In a “washdown environment,” equipment needs to be cleaned either by hand or by automatic means with water, chemicals, or a mixture of these. Manufacturers that handle food, beverages, or pharmaceuticals are required to follow and maintain regulations, standards, and inspections, allowing them to produce goods and properly maintain equipment.
To ensure the successful performance of machine components in sanitary, washdown, or chemically cleaned environments, engineers must carefully choose materials for bearing, shafting or rail, and seal components. Here are 4 of them:
Stainless steel’s corrosion resistance and durability is typically preferred for general use in direct food contact areas. There are variations in stainless steel grades, mostly in the levels of chromium and nickel, that include a 300 and 400 series stainless steel.
300 Series Stainless Steel
Featuring relatively soft and non-magnetic properties, 300 Series Stainless Steel cannot be hardened. It is widely accepted for food and medical applications, and features various types that have slightly different formulations with varying strengths and weaknesses. These types include 303, 304, and 316.
303 is also referred to as “A1” under ISO standards. It is a free machining version of 304 due to added Sulphur and phosphorous. While its corrosion resistance is good in mild environments, it is subject to pitting and crevice corrosion in chloride containing environments over 60°C.304 is known as “A2” or “18/8” due to its 18-percent chromium and 8-percent nickel make-up. It is the most common grade of stainless steel with excellent forming and welding characteristics. 304 is typically used in food processing equipment (beer brewing, milk processing, and wine making) due to its corrosion resistance and excellent ambient and low temperature toughness properties.316, or “A4” (18/10), is the most commonly used alloy for food and pharmaceutical grade applications. The addition of up to a maximum of 3 percent molybdenum helps prevent corrosion from industrial chemicals and solvents, making it more resistant than 304.
400 Series Stainless Steel
There are several types of 400 series stainless available, but the most widely available and most used is the 440 stainless. It can be heat treated and hardened for use in cutlery, linear shafting, and in applications requiring higher wear resistance. Due to its carbon makeup, it will oxidize under washdown conditions.
Aluminum & Coatings
If weight is a concern, engineers can use aluminum in some washdown environments, but it must be coated for protection against pitting and cracking. Anodizing, ceramic coating, or other types of coatings with PTFE or other fillers are used, but they don’t provide the resistance or life that stainless steel offers. Stainless steel is preferred in more caustic chemical washdown environments.
Electroless Nickel Coatings
These coatings have become popular because of their corrosion and wear resistance combined with a smooth polished appearance. Some forms include a PTFE infusion to aid in non-stick properties. Most forms of this coating are FDA compliant as well.
Plastics, Polymers & Fillers
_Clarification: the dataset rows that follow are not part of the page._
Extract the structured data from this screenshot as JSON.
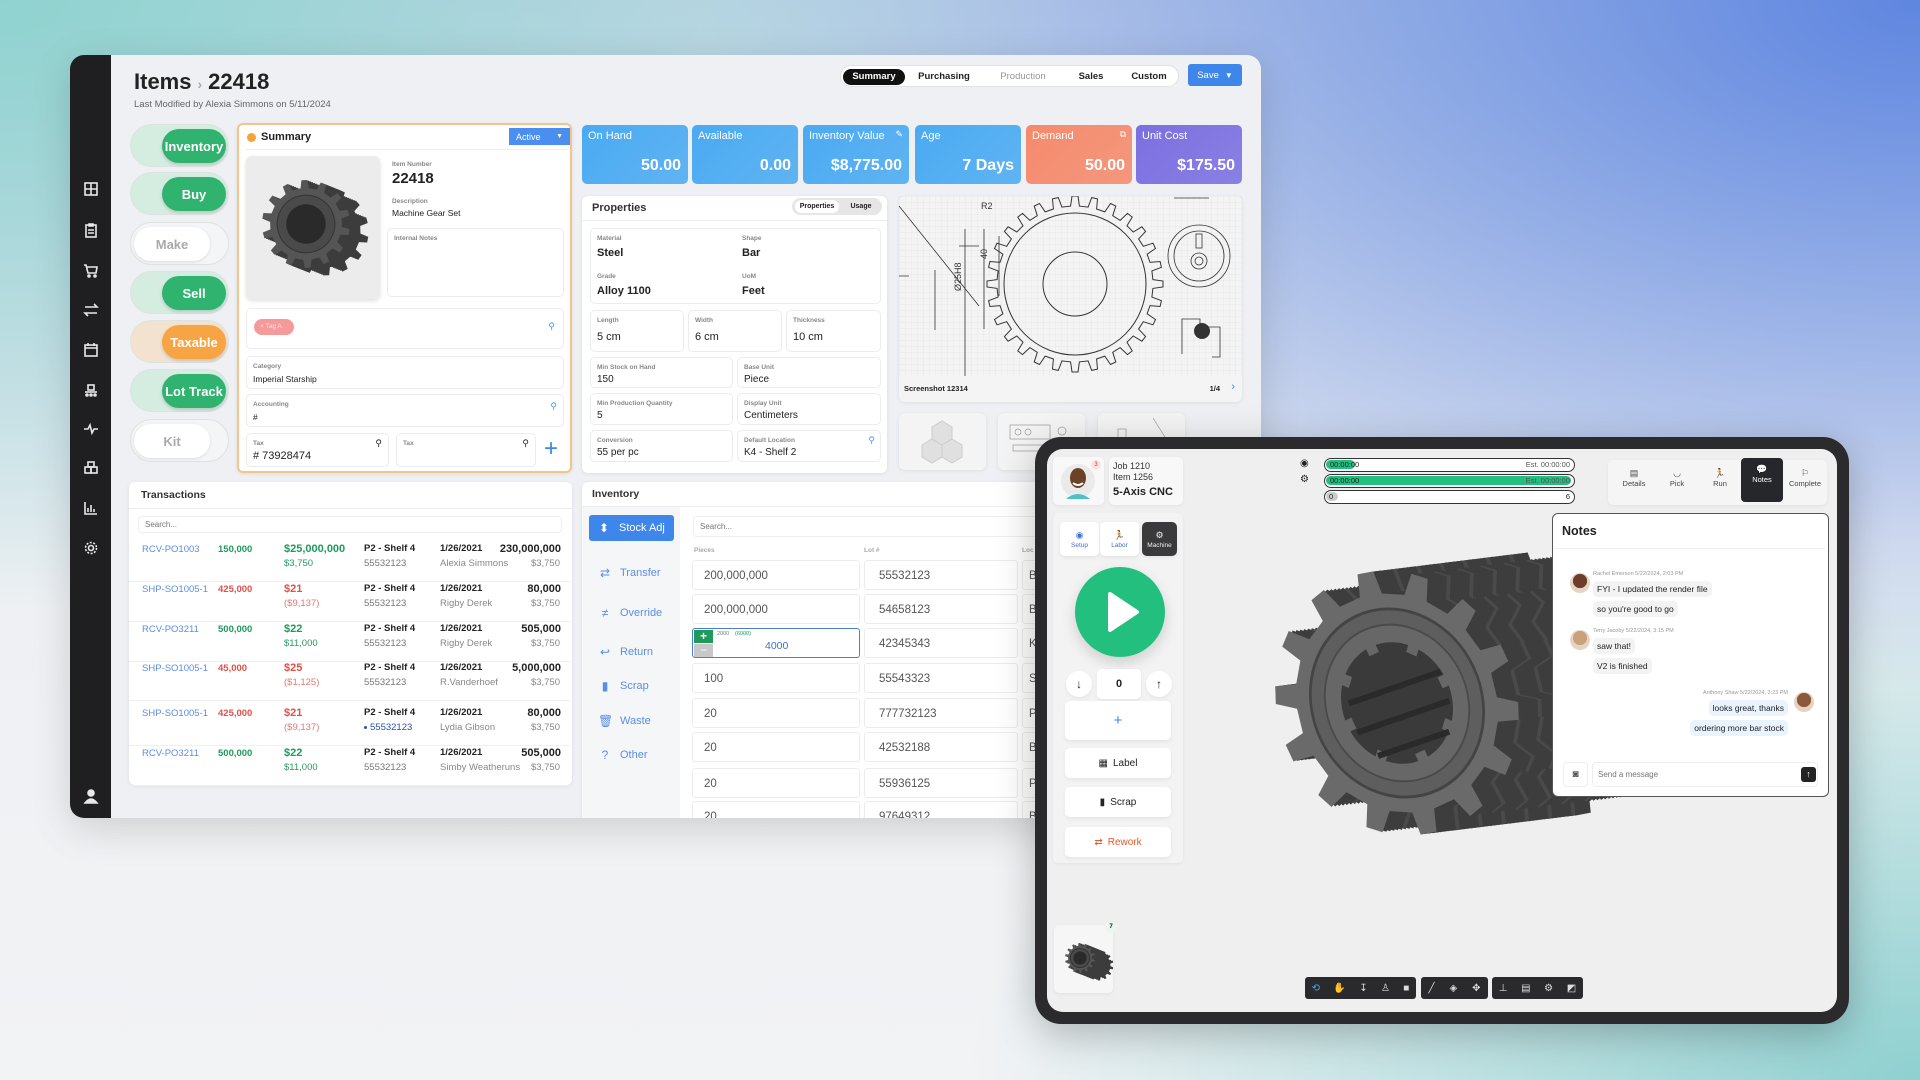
{
  "header": {
    "section": "Items",
    "separator": "›",
    "item_id": "22418",
    "subtitle": "Last Modified by Alexia Simmons on 5/11/2024"
  },
  "sidebar": {
    "icons": [
      "grid-icon",
      "clipboard-icon",
      "cart-icon",
      "transfer-icon",
      "calendar-icon",
      "conveyor-icon",
      "activity-icon",
      "boxes-icon",
      "bar-chart-icon",
      "gear-icon"
    ],
    "user_icon": "user-icon"
  },
  "tabs": {
    "items": [
      {
        "label": "Summary",
        "active": true
      },
      {
        "label": "Purchasing"
      },
      {
        "label": "Production",
        "disabled": true
      },
      {
        "label": "Sales"
      },
      {
        "label": "Custom"
      }
    ],
    "save_label": "Save"
  },
  "toggles": [
    {
      "label": "Inventory",
      "on": true,
      "color": "#2fb36f"
    },
    {
      "label": "Buy",
      "on": true,
      "color": "#2fb36f"
    },
    {
      "label": "Make",
      "on": false
    },
    {
      "label": "Sell",
      "on": true,
      "color": "#2fb36f"
    },
    {
      "label": "Taxable",
      "on": true,
      "color": "#f7a544"
    },
    {
      "label": "Lot Track",
      "on": true,
      "color": "#2fb36f"
    },
    {
      "label": "Kit",
      "on": false
    }
  ],
  "summary": {
    "title": "Summary",
    "status": "Active",
    "item_number_label": "Item Number",
    "item_number": "22418",
    "description_label": "Description",
    "description": "Machine Gear Set",
    "notes_label": "Internal Notes",
    "tag": "Tag A",
    "category_label": "Category",
    "category": "Imperial Starship",
    "accounting_label": "Accounting",
    "accounting": "#",
    "tax_label": "Tax",
    "tax_value": "# 73928474",
    "tax2_label": "Tax",
    "add": "+"
  },
  "kpis": [
    {
      "label": "On Hand",
      "value": "50.00",
      "color": "#4aaaf2"
    },
    {
      "label": "Available",
      "value": "0.00",
      "color": "#4aaaf2"
    },
    {
      "label": "Inventory Value",
      "value": "$8,775.00",
      "color": "#4aaaf2",
      "icon": "pencil-icon"
    },
    {
      "label": "Age",
      "value": "7 Days",
      "color": "#4aaaf2"
    },
    {
      "label": "Demand",
      "value": "50.00",
      "color": "#f58a6c",
      "icon": "external-link-icon"
    },
    {
      "label": "Unit Cost",
      "value": "$175.50",
      "color": "#7b6fe0"
    }
  ],
  "properties": {
    "title": "Properties",
    "toggle": [
      "Properties",
      "Usage"
    ],
    "material_label": "Material",
    "material": "Steel",
    "shape_label": "Shape",
    "shape": "Bar",
    "grade_label": "Grade",
    "grade": "Alloy 1100",
    "uom_label": "UoM",
    "uom": "Feet",
    "length_label": "Length",
    "length": "5 cm",
    "width_label": "Width",
    "width": "6 cm",
    "thickness_label": "Thickness",
    "thickness": "10 cm",
    "min_stock_label": "Min Stock on Hand",
    "min_stock": "150",
    "base_unit_label": "Base Unit",
    "base_unit": "Piece",
    "min_prod_label": "Min Production Quantity",
    "min_prod": "5",
    "display_unit_label": "Display Unit",
    "display_unit": "Centimeters",
    "conversion_label": "Conversion",
    "conversion": "55 per pc",
    "default_location_label": "Default Location",
    "default_location": "K4 - Shelf 2"
  },
  "drawing": {
    "caption": "Screenshot 12314",
    "page": "1/4",
    "dim_r": "R2",
    "dim_h": "40",
    "dim_d": "Ø25H8"
  },
  "transactions": {
    "title": "Transactions",
    "search_placeholder": "Search...",
    "rows": [
      {
        "id": "RCV-PO1003",
        "qty": "150,000",
        "amount": "$25,000,000",
        "amount_sub": "$3,750",
        "location": "P2 - Shelf 4",
        "lot": "55532123",
        "date": "1/26/2021",
        "user": "Alexia Simmons",
        "total": "230,000,000",
        "total_sub": "$3,750",
        "dir": "in"
      },
      {
        "id": "SHP-SO1005-1",
        "qty": "425,000",
        "amount": "$21",
        "amount_sub": "($9,137)",
        "location": "P2 - Shelf 4",
        "lot": "55532123",
        "date": "1/26/2021",
        "user": "Rigby Derek",
        "total": "80,000",
        "total_sub": "$3,750",
        "dir": "out"
      },
      {
        "id": "RCV-PO3211",
        "qty": "500,000",
        "amount": "$22",
        "amount_sub": "$11,000",
        "location": "P2 - Shelf 4",
        "lot": "55532123",
        "date": "1/26/2021",
        "user": "Rigby Derek",
        "total": "505,000",
        "total_sub": "$3,750",
        "dir": "in"
      },
      {
        "id": "SHP-SO1005-1",
        "qty": "45,000",
        "amount": "$25",
        "amount_sub": "($1,125)",
        "location": "P2 - Shelf 4",
        "lot": "55532123",
        "date": "1/26/2021",
        "user": "R.Vanderhoef",
        "total": "5,000,000",
        "total_sub": "$3,750",
        "dir": "out"
      },
      {
        "id": "SHP-SO1005-1",
        "qty": "425,000",
        "amount": "$21",
        "amount_sub": "($9,137)",
        "location": "P2 - Shelf 4",
        "lot": "55532123",
        "lot_linked": true,
        "date": "1/26/2021",
        "user": "Lydia Gibson",
        "total": "80,000",
        "total_sub": "$3,750",
        "dir": "out"
      },
      {
        "id": "RCV-PO3211",
        "qty": "500,000",
        "amount": "$22",
        "amount_sub": "$11,000",
        "location": "P2 - Shelf 4",
        "lot": "55532123",
        "date": "1/26/2021",
        "user": "Simby Weatheruns",
        "total": "505,000",
        "total_sub": "$3,750",
        "dir": "in"
      }
    ]
  },
  "inventory": {
    "title": "Inventory",
    "actions": [
      {
        "label": "Stock Adj",
        "icon": "up-down-icon",
        "active": true
      },
      {
        "label": "Transfer",
        "icon": "transfer-icon"
      },
      {
        "label": "Override",
        "icon": "not-equal-icon"
      },
      {
        "label": "Return",
        "icon": "return-icon"
      },
      {
        "label": "Scrap",
        "icon": "scrap-icon"
      },
      {
        "label": "Waste",
        "icon": "trash-icon"
      },
      {
        "label": "Other",
        "icon": "question-icon"
      }
    ],
    "search_placeholder": "Search...",
    "columns": [
      "Pieces",
      "Lot #",
      "Loc"
    ],
    "editing": {
      "row": 2,
      "hint": "2000",
      "hint_total": "(6000)",
      "value": "4000"
    },
    "rows": [
      {
        "pieces": "200,000,000",
        "lot": "55532123",
        "loc": "B"
      },
      {
        "pieces": "200,000,000",
        "lot": "54658123",
        "loc": "B"
      },
      {
        "pieces": "",
        "lot": "42345343",
        "loc": "K"
      },
      {
        "pieces": "100",
        "lot": "55543323",
        "loc": "S"
      },
      {
        "pieces": "20",
        "lot": "777732123",
        "loc": "P"
      },
      {
        "pieces": "20",
        "lot": "42532188",
        "loc": "B"
      },
      {
        "pieces": "20",
        "lot": "55936125",
        "loc": "P"
      },
      {
        "pieces": "20",
        "lot": "97649312",
        "loc": "B"
      }
    ]
  },
  "tablet": {
    "operator_badge": "3",
    "job": "Job 1210",
    "item": "Item 1256",
    "machine": "5-Axis CNC",
    "modes": [
      {
        "label": "Setup",
        "icon": "setup-icon"
      },
      {
        "label": "Labor",
        "icon": "runner-icon"
      },
      {
        "label": "Machine",
        "icon": "machine-icon",
        "active": true
      }
    ],
    "quantity": "0",
    "add": "+",
    "label_btn": "Label",
    "scrap_btn": "Scrap",
    "rework_btn": "Rework",
    "progress": [
      {
        "icon": "setup-icon",
        "time": "00:00:00",
        "est": "Est. 00:00:00",
        "fill": 0.12
      },
      {
        "icon": "machine-icon",
        "time": "00:00:00",
        "est": "Est. 00:00:00",
        "fill": 1
      },
      {
        "count": "0",
        "total": "6",
        "fill": 0
      }
    ],
    "nav": [
      {
        "label": "Details",
        "icon": "details-icon"
      },
      {
        "label": "Pick",
        "icon": "pick-icon"
      },
      {
        "label": "Run",
        "icon": "runner-icon"
      },
      {
        "label": "Notes",
        "icon": "chat-icon",
        "active": true
      },
      {
        "label": "Complete",
        "icon": "flag-icon"
      }
    ],
    "notes": {
      "title": "Notes",
      "messages": [
        {
          "author": "Rachel Emerson 5/22/2024, 2:03 PM",
          "lines": [
            "FYI - I updated the render file",
            "so you're good to go"
          ],
          "side": "left"
        },
        {
          "author": "Terry Jacoby 5/22/2024, 3:15 PM",
          "lines": [
            "saw that!",
            "V2 is finished"
          ],
          "side": "left"
        },
        {
          "author": "Anthony Shaw 5/22/2024, 3:23 PM",
          "lines": [
            "looks great, thanks",
            "ordering more bar stock"
          ],
          "side": "right"
        }
      ],
      "input_placeholder": "Send a message"
    },
    "model_badge": "7",
    "toolbar": [
      [
        "orbit-icon",
        "pan-icon",
        "zoom-icon",
        "walk-icon",
        "camera-icon"
      ],
      [
        "measure-icon",
        "section-icon",
        "explode-icon"
      ],
      [
        "tree-icon",
        "properties-icon",
        "settings-icon",
        "fullscreen-icon"
      ]
    ]
  }
}
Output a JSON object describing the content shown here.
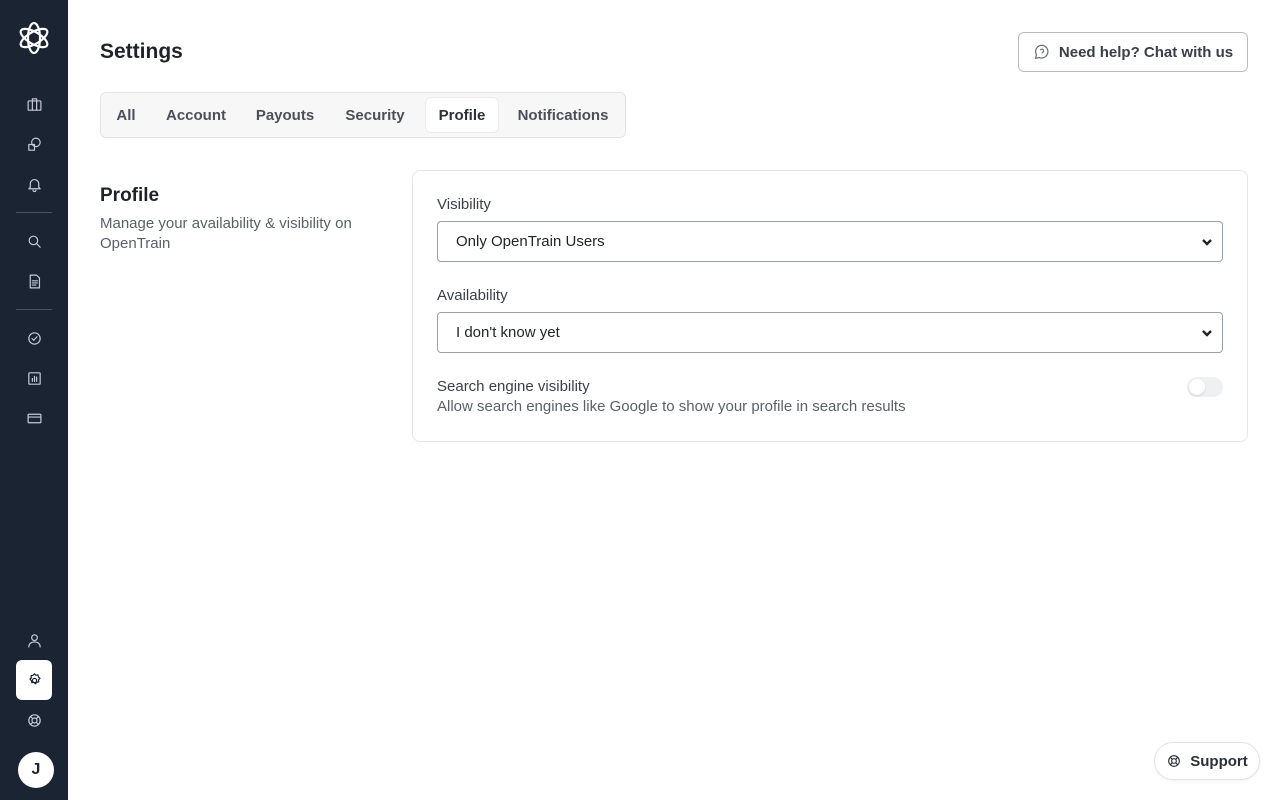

Due to cost, weight, manufacturability, etc., these non-metal materials are increasingly being used, “under the hood,” inside of mechanical drive components, guides, bearings, fasteners, and more. Many solid plastics, such as injection molded bearing inserts, present drawbacks in washdown applications in that most will absorb liquid, causing the component to swell and increasing the potential for binding and catastrophic failure.